"I hope to God that there are 60 people up there that have the courage to stand up," Biden said during a Google+ Hangout Wednesday afternoon, before the vote.
However, the amendment, a bipartisan compromise that expands the background check system, was defeated in a 54-46 vote.
"This is going to be a close vote," he said earlier. "But I assure you one thing: If we don't get it today, we're going to get it eventually."
(CNN) – Mark Kelly, husband of former Rep. Gabrielle Giffords, said he might use their gun control advocacy group to work toward the ouster of Sen. Jeff Flake in 2018 if the Republican senator from Arizona votes against firearm legislation.
Flake, a former U.S. congressman, and Giffords are known as longtime friends, Kelly said.
Washington (CNN) - The U.S. Senate will begin voting on amendments to gun legislation on Wednesday, including the leading proposals for tighter restrictions spurred by the Connecticut school massacre in December.
Senate Majority Leader Harry Reid said the list of first votes would include the bipartisan yet controversial agreement on expanding background checks proposed by Sen. Joe Manchin, D-West Virginia, and Sen. Pat Toomey, R-Pennsylvania.
Washington (CNN) – Four Republican senators who were on the fence about a bipartisan compromise on gun control said on Monday they would now oppose the measure.
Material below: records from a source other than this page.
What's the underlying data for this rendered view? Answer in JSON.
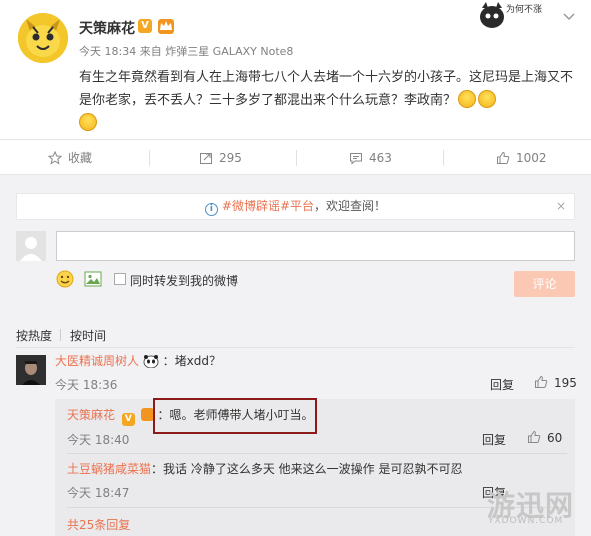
{
  "post": {
    "author": "天策麻花",
    "vip_badge": "V",
    "meta": "今天 18:34 来自 炸弹三星 GALAXY Note8",
    "text": "有生之年竟然看到有人在上海带七八个人去堵一个十六岁的小孩子。这尼玛是上海又不是你老家，丢不丢人？三十多岁了都混出来个什么玩意？李政南？"
  },
  "actions": {
    "favorite": "收藏",
    "share_count": "295",
    "comment_count": "463",
    "like_count": "1002"
  },
  "notice": {
    "link": "#微博辟谣#平台",
    "text": "，欢迎查阅！",
    "close": "×"
  },
  "composer": {
    "forward_label": "同时转发到我的微博",
    "submit_label": "评论"
  },
  "sort": {
    "hot": "按热度",
    "time": "按时间"
  },
  "comments": [
    {
      "user": "大医精诚周树人",
      "text": "：堵xdd？",
      "time": "今天 18:36",
      "reply": "回复",
      "likes": "195"
    }
  ],
  "replies": [
    {
      "user": "天策麻花",
      "text": "：嗯。老师傅带人堵小叮当。",
      "time": "今天 18:40",
      "reply": "回复",
      "likes": "60"
    },
    {
      "user": "土豆蜗猪咸菜猫",
      "text": "：我话 冷静了这么多天 他来这么一波操作 是可忍孰不可忍",
      "time": "今天 18:47",
      "reply": "回复"
    }
  ],
  "more_replies": "共25条回复",
  "watermark": {
    "main": "游迅网",
    "sub": "YXDOWN.COM",
    "top": "为何不涨"
  },
  "colors": {
    "link": "#eb7350",
    "submit_disabled": "#fbc8b4",
    "highlight_border": "#8b1a1a"
  }
}
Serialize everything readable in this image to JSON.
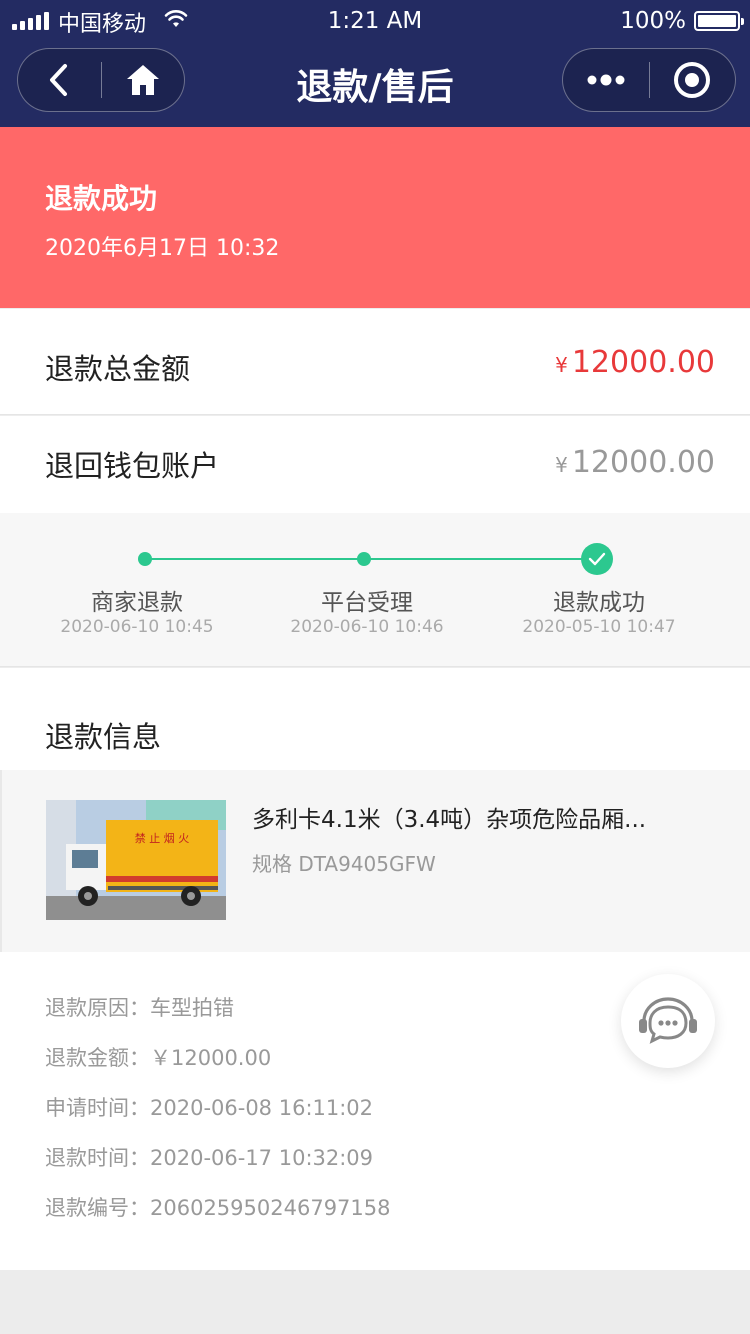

Sens. Saxby Chambliss of Georgia, Roger Wicker of Mississippi, and Richard Burr of North Carolina told CNN of their plans regarding the deal struck by Sens. Pat Toomey, R-Pennsylvania, and Joe Manchin, D-West Virginia, to expand background checks to private transactions at gun shows and in online sales.
Sen. Jeff Flake of Arizona announced his decision on his Facebook page.
Washington (CNN) – Supporters of a bipartisan compromise to expand background checks for guns sales currently don't have the 60 votes they will need to win approval of their amendment so a vote on the proposal - which was expected midweek - is unlikely before the end of the week, Sen. Joe Manchin, D-West Virginia, told CNN in an exclusive interview Monday.
The vote is being pushed back so Manchin and others can build support for the controversial plan.